Today, a common complaint among customers of banks worldwide is poor customer service.
While it is true that not all banks are guilty of neglecting customers - and some do go the extra mile to forge better relationships – the fact remains that customers today demand a much higher standard of service from their banks and anything short of expectations results in the bank losing customers.
A report by Ethos Consultancy in 2012 indicated a gap in the quality of customer service within the banking sector in the UAE. ‘Overall, the research does seem to suggest that many of the UAE’s banks are still not focusing enough attention on customer service,’ the company said in its benchmarking report. The following year, in its 2013 report, Ethos Consultancy suggests that while particular banks are starting to diligently invest in customer service, most still channelise their budgets into other avenues.
A survey by YouGov and personal-finance website Cashy some months ago reiterated the above findings, and interestingly noted that one-fifth of all banking clients in the UAE are planning to leave their existing banks due to ‘poor customer care’ – a clear indication on how crucial it is for banks in the UAE to step up their service delivery and adapt to the growing needs of customers. The writing on the wall is clear - banks need to take necessary steps to ensure high quality customer service, if they are to retain a client’s business.
Here are some immediate steps that banks in the UAE could take to step up their service levels:
Ensure that front desk staff are better trained and more proactive. Often at branches onsite employees do not possess adequate knowledge of banking procedures. Ask a staff member a question, and the individual often needs to refer to the branch manager, making customers endure long waiting lines.
Be more attentive, particularly in the beginning of a new relationship. There are very few banks, regardless of size or stature, which make it a practice to periodically reach out to customers within the first 90 days. This is the time when the relationship is most vulnerable. The best practice is for banks to first call to thank the customer after two days of the start of a relationship with the bank. Two weeks later, banks must reach out again to new customers to ensure that the relationship has been fully activated. When banks are more attentive to customers, such attention pays great dividends.
Charges should be more transparent. Customers often argue that banks overcharge them for services or are unaware of certain fees until it is too late due to lack of transparency. Tailor products only to those who need them. Automatically charging customers for services they do not need upon the opening of an account is a charge that most banks are guilty of. Not all customers need all of a bank’s services and the extra billing creates a feeling of resentment towards the bank.
Clear written customer procedures for routine banking services. Not all banks tend to have clear procedures. Customers often have to travel up to a branch to resolve an issue as they don’t understand what steps are needed or what documents are essential to access a specific Digital devices should be easier to use and more convenient. According to a survey in 2012 conducted by Intelligent Environments, a financial software provider, 11% of all bank customers polled said that the devices needed to access accounts online (such as mini PIN generators or card readers) were too inconvenient to use. These devices are still in use today and are often time-consuming and a hassle to manage. In integrating ‘convenience’ mechanisms banks might do well to factor in customer feedback.
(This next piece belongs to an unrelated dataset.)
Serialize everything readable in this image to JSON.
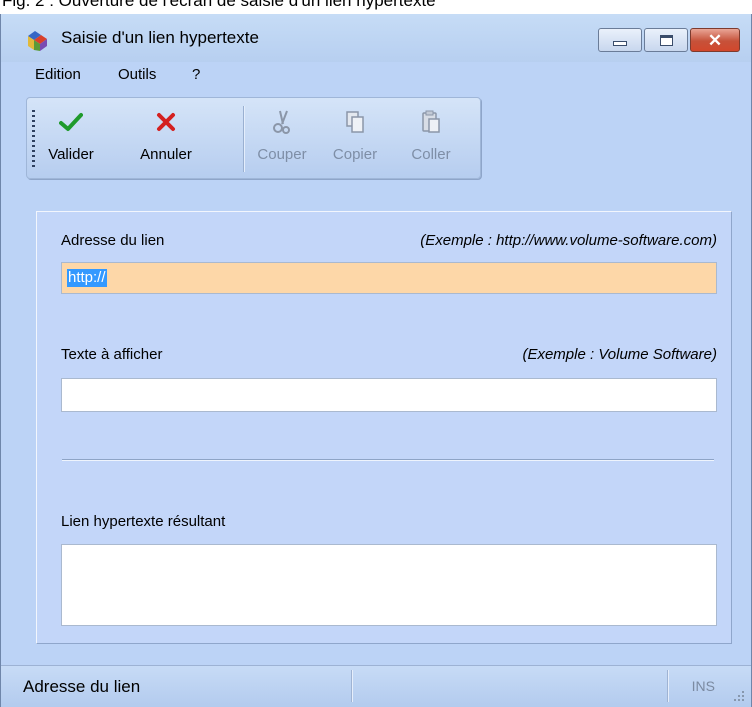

Member loyalty should always be considered when resolving customer issues. When addressing issues related to loyal customers, it is vital to prioritise their loyalty and expedite procedures to resolve them. Banks that don’t do this often lose their best customers.
Contacting a customer helpline should be simplified. Whenever a customer calls a bank to ask for information on his/her account or make a general enquiry, banks often take them through a rigorous security questionnaire on the phone, which can accumulate a lot of waiting time and prove highly inconvenient, increasing customer ire in the process.
Make greater use of online tools. With more and more customers using online banking, banks should improve their apps and digital interface for the convenience of customers. According to a ‘Mobile Financial Services Tracking Study’ from AlixPartners, a global business advisory firm, the number of consumers switching primary banks jumped from 7.1% in the first half of 2013 to 10% in America. The primary reason provided by migrating customers, especially younger ones, was the need for technology and innovation-led online services.
Invest more in machinery which increases convenience. While it might take a chunk out of the budget, the latest ATMs, which provide customers with the ability to deposit cheques, are far more convenient for most customers. It saves them a trip to the bank, cuts the hassle of long queues and endless conversation with the bank’s staff and is a vital 21st century convenience mechanism that cannot be ignored.
The author is Head of Distribution Channels and Unsecured Assets at Noor Bank